Stored data entries:
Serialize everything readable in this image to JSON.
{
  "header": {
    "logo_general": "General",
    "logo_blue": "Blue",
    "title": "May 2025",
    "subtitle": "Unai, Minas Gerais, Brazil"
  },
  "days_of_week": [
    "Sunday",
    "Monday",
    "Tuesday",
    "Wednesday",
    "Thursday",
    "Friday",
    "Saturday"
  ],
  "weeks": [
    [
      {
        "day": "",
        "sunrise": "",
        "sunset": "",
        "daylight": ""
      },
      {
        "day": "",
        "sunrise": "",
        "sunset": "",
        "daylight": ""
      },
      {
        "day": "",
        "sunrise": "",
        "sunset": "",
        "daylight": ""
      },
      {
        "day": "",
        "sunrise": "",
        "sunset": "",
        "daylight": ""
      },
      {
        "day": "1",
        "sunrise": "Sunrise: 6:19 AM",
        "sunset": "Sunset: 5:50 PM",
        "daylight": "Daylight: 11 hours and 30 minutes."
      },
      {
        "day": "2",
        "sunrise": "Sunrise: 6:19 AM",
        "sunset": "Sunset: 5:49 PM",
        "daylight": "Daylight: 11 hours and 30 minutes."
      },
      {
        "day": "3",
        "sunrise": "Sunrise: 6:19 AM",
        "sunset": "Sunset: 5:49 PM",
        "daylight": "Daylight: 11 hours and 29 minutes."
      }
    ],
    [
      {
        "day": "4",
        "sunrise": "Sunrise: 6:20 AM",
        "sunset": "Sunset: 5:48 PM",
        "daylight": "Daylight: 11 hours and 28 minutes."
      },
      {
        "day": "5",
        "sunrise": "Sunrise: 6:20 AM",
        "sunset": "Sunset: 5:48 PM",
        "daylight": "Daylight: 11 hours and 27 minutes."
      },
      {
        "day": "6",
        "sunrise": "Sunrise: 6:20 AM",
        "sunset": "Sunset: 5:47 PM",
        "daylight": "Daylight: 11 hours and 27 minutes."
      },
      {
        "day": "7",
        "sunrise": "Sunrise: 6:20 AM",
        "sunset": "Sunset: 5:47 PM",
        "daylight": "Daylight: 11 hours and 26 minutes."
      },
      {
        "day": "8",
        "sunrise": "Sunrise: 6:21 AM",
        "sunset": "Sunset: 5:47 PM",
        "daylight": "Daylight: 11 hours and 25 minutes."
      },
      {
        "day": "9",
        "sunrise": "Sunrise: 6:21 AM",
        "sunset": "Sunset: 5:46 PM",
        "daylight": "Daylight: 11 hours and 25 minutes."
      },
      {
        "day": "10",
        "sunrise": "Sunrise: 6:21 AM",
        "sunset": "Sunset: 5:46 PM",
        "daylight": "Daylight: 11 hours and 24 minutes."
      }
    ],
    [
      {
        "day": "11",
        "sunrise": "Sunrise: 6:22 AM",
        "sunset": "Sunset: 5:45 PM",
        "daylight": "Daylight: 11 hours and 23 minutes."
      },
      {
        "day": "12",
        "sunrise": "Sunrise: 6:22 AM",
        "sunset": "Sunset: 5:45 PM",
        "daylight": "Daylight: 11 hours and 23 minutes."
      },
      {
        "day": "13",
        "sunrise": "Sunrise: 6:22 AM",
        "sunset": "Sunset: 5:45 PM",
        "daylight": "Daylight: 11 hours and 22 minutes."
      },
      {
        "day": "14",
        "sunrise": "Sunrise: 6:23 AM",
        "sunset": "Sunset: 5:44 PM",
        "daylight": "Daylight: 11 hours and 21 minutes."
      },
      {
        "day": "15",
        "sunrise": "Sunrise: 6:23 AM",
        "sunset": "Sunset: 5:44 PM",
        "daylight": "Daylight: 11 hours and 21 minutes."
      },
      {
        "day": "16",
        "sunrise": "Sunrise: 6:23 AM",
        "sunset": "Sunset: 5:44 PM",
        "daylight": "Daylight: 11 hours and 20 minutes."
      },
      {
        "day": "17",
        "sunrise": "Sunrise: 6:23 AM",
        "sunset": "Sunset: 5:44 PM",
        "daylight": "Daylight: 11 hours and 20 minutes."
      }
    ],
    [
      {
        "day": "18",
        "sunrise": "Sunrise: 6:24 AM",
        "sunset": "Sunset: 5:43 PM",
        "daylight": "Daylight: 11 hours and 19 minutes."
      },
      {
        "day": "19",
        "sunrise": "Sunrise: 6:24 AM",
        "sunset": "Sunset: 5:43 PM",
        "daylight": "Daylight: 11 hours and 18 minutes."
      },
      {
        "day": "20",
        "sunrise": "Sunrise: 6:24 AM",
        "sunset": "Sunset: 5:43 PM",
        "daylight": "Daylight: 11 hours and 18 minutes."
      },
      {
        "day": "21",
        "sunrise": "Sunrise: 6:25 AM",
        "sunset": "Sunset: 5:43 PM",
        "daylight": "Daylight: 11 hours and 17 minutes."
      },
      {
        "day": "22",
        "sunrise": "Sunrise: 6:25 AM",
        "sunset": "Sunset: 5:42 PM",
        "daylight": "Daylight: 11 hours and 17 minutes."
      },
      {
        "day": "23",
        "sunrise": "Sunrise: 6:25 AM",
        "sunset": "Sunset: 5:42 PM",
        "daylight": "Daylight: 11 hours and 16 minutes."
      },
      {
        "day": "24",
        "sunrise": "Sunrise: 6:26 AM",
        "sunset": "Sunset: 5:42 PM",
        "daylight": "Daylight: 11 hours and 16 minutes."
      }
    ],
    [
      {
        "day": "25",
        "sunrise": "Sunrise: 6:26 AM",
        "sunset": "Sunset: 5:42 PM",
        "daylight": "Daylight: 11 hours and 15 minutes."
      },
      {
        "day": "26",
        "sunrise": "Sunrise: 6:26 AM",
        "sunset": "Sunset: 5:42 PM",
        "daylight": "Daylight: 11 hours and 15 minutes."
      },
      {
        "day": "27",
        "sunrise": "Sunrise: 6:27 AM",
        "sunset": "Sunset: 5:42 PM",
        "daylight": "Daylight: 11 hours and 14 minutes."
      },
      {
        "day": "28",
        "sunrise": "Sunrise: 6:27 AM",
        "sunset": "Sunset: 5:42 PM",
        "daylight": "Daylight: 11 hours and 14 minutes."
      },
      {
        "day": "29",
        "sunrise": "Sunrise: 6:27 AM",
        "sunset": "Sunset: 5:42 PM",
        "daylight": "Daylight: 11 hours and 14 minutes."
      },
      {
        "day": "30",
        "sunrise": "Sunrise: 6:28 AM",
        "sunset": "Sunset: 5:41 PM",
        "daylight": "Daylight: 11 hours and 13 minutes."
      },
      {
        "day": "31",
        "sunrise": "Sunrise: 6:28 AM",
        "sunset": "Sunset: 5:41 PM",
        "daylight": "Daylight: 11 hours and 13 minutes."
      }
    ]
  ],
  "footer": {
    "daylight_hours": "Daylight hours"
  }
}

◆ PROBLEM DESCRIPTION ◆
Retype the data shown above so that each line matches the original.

◆ EXERCISE RESULT ◆
Serialize everything readable in this image to JSON.
{
  "header": {
    "logo_general": "General",
    "logo_blue": "Blue",
    "title": "May 2025",
    "subtitle": "Unai, Minas Gerais, Brazil"
  },
  "days_of_week": [
    "Sunday",
    "Monday",
    "Tuesday",
    "Wednesday",
    "Thursday",
    "Friday",
    "Saturday"
  ],
  "weeks": [
    [
      {
        "day": "",
        "sunrise": "",
        "sunset": "",
        "daylight": ""
      },
      {
        "day": "",
        "sunrise": "",
        "sunset": "",
        "daylight": ""
      },
      {
        "day": "",
        "sunrise": "",
        "sunset": "",
        "daylight": ""
      },
      {
        "day": "",
        "sunrise": "",
        "sunset": "",
        "daylight": ""
      },
      {
        "day": "1",
        "sunrise": "Sunrise: 6:19 AM",
        "sunset": "Sunset: 5:50 PM",
        "daylight": "Daylight: 11 hours and 30 minutes."
      },
      {
        "day": "2",
        "sunrise": "Sunrise: 6:19 AM",
        "sunset": "Sunset: 5:49 PM",
        "daylight": "Daylight: 11 hours and 30 minutes."
      },
      {
        "day": "3",
        "sunrise": "Sunrise: 6:19 AM",
        "sunset": "Sunset: 5:49 PM",
        "daylight": "Daylight: 11 hours and 29 minutes."
      }
    ],
    [
      {
        "day": "4",
        "sunrise": "Sunrise: 6:20 AM",
        "sunset": "Sunset: 5:48 PM",
        "daylight": "Daylight: 11 hours and 28 minutes."
      },
      {
        "day": "5",
        "sunrise": "Sunrise: 6:20 AM",
        "sunset": "Sunset: 5:48 PM",
        "daylight": "Daylight: 11 hours and 27 minutes."
      },
      {
        "day": "6",
        "sunrise": "Sunrise: 6:20 AM",
        "sunset": "Sunset: 5:47 PM",
        "daylight": "Daylight: 11 hours and 27 minutes."
      },
      {
        "day": "7",
        "sunrise": "Sunrise: 6:20 AM",
        "sunset": "Sunset: 5:47 PM",
        "daylight": "Daylight: 11 hours and 26 minutes."
      },
      {
        "day": "8",
        "sunrise": "Sunrise: 6:21 AM",
        "sunset": "Sunset: 5:47 PM",
        "daylight": "Daylight: 11 hours and 25 minutes."
      },
      {
        "day": "9",
        "sunrise": "Sunrise: 6:21 AM",
        "sunset": "Sunset: 5:46 PM",
        "daylight": "Daylight: 11 hours and 25 minutes."
      },
      {
        "day": "10",
        "sunrise": "Sunrise: 6:21 AM",
        "sunset": "Sunset: 5:46 PM",
        "daylight": "Daylight: 11 hours and 24 minutes."
      }
    ],
    [
      {
        "day": "11",
        "sunrise": "Sunrise: 6:22 AM",
        "sunset": "Sunset: 5:45 PM",
        "daylight": "Daylight: 11 hours and 23 minutes."
      },
      {
        "day": "12",
        "sunrise": "Sunrise: 6:22 AM",
        "sunset": "Sunset: 5:45 PM",
        "daylight": "Daylight: 11 hours and 23 minutes."
      },
      {
        "day": "13",
        "sunrise": "Sunrise: 6:22 AM",
        "sunset": "Sunset: 5:45 PM",
        "daylight": "Daylight: 11 hours and 22 minutes."
      },
      {
        "day": "14",
        "sunrise": "Sunrise: 6:23 AM",
        "sunset": "Sunset: 5:44 PM",
        "daylight": "Daylight: 11 hours and 21 minutes."
      },
      {
        "day": "15",
        "sunrise": "Sunrise: 6:23 AM",
        "sunset": "Sunset: 5:44 PM",
        "daylight": "Daylight: 11 hours and 21 minutes."
      },
      {
        "day": "16",
        "sunrise": "Sunrise: 6:23 AM",
        "sunset": "Sunset: 5:44 PM",
        "daylight": "Daylight: 11 hours and 20 minutes."
      },
      {
        "day": "17",
        "sunrise": "Sunrise: 6:23 AM",
        "sunset": "Sunset: 5:44 PM",
        "daylight": "Daylight: 11 hours and 20 minutes."
      }
    ],
    [
      {
        "day": "18",
        "sunrise": "Sunrise: 6:24 AM",
        "sunset": "Sunset: 5:43 PM",
        "daylight": "Daylight: 11 hours and 19 minutes."
      },
      {
        "day": "19",
        "sunrise": "Sunrise: 6:24 AM",
        "sunset": "Sunset: 5:43 PM",
        "daylight": "Daylight: 11 hours and 18 minutes."
      },
      {
        "day": "20",
        "sunrise": "Sunrise: 6:24 AM",
        "sunset": "Sunset: 5:43 PM",
        "daylight": "Daylight: 11 hours and 18 minutes."
      },
      {
        "day": "21",
        "sunrise": "Sunrise: 6:25 AM",
        "sunset": "Sunset: 5:43 PM",
        "daylight": "Daylight: 11 hours and 17 minutes."
      },
      {
        "day": "22",
        "sunrise": "Sunrise: 6:25 AM",
        "sunset": "Sunset: 5:42 PM",
        "daylight": "Daylight: 11 hours and 17 minutes."
      },
      {
        "day": "23",
        "sunrise": "Sunrise: 6:25 AM",
        "sunset": "Sunset: 5:42 PM",
        "daylight": "Daylight: 11 hours and 16 minutes."
      },
      {
        "day": "24",
        "sunrise": "Sunrise: 6:26 AM",
        "sunset": "Sunset: 5:42 PM",
        "daylight": "Daylight: 11 hours and 16 minutes."
      }
    ],
    [
      {
        "day": "25",
        "sunrise": "Sunrise: 6:26 AM",
        "sunset": "Sunset: 5:42 PM",
        "daylight": "Daylight: 11 hours and 15 minutes."
      },
      {
        "day": "26",
        "sunrise": "Sunrise: 6:26 AM",
        "sunset": "Sunset: 5:42 PM",
        "daylight": "Daylight: 11 hours and 15 minutes."
      },
      {
        "day": "27",
        "sunrise": "Sunrise: 6:27 AM",
        "sunset": "Sunset: 5:42 PM",
        "daylight": "Daylight: 11 hours and 14 minutes."
      },
      {
        "day": "28",
        "sunrise": "Sunrise: 6:27 AM",
        "sunset": "Sunset: 5:42 PM",
        "daylight": "Daylight: 11 hours and 14 minutes."
      },
      {
        "day": "29",
        "sunrise": "Sunrise: 6:27 AM",
        "sunset": "Sunset: 5:42 PM",
        "daylight": "Daylight: 11 hours and 14 minutes."
      },
      {
        "day": "30",
        "sunrise": "Sunrise: 6:28 AM",
        "sunset": "Sunset: 5:41 PM",
        "daylight": "Daylight: 11 hours and 13 minutes."
      },
      {
        "day": "31",
        "sunrise": "Sunrise: 6:28 AM",
        "sunset": "Sunset: 5:41 PM",
        "daylight": "Daylight: 11 hours and 13 minutes."
      }
    ]
  ],
  "footer": {
    "daylight_hours": "Daylight hours"
  }
}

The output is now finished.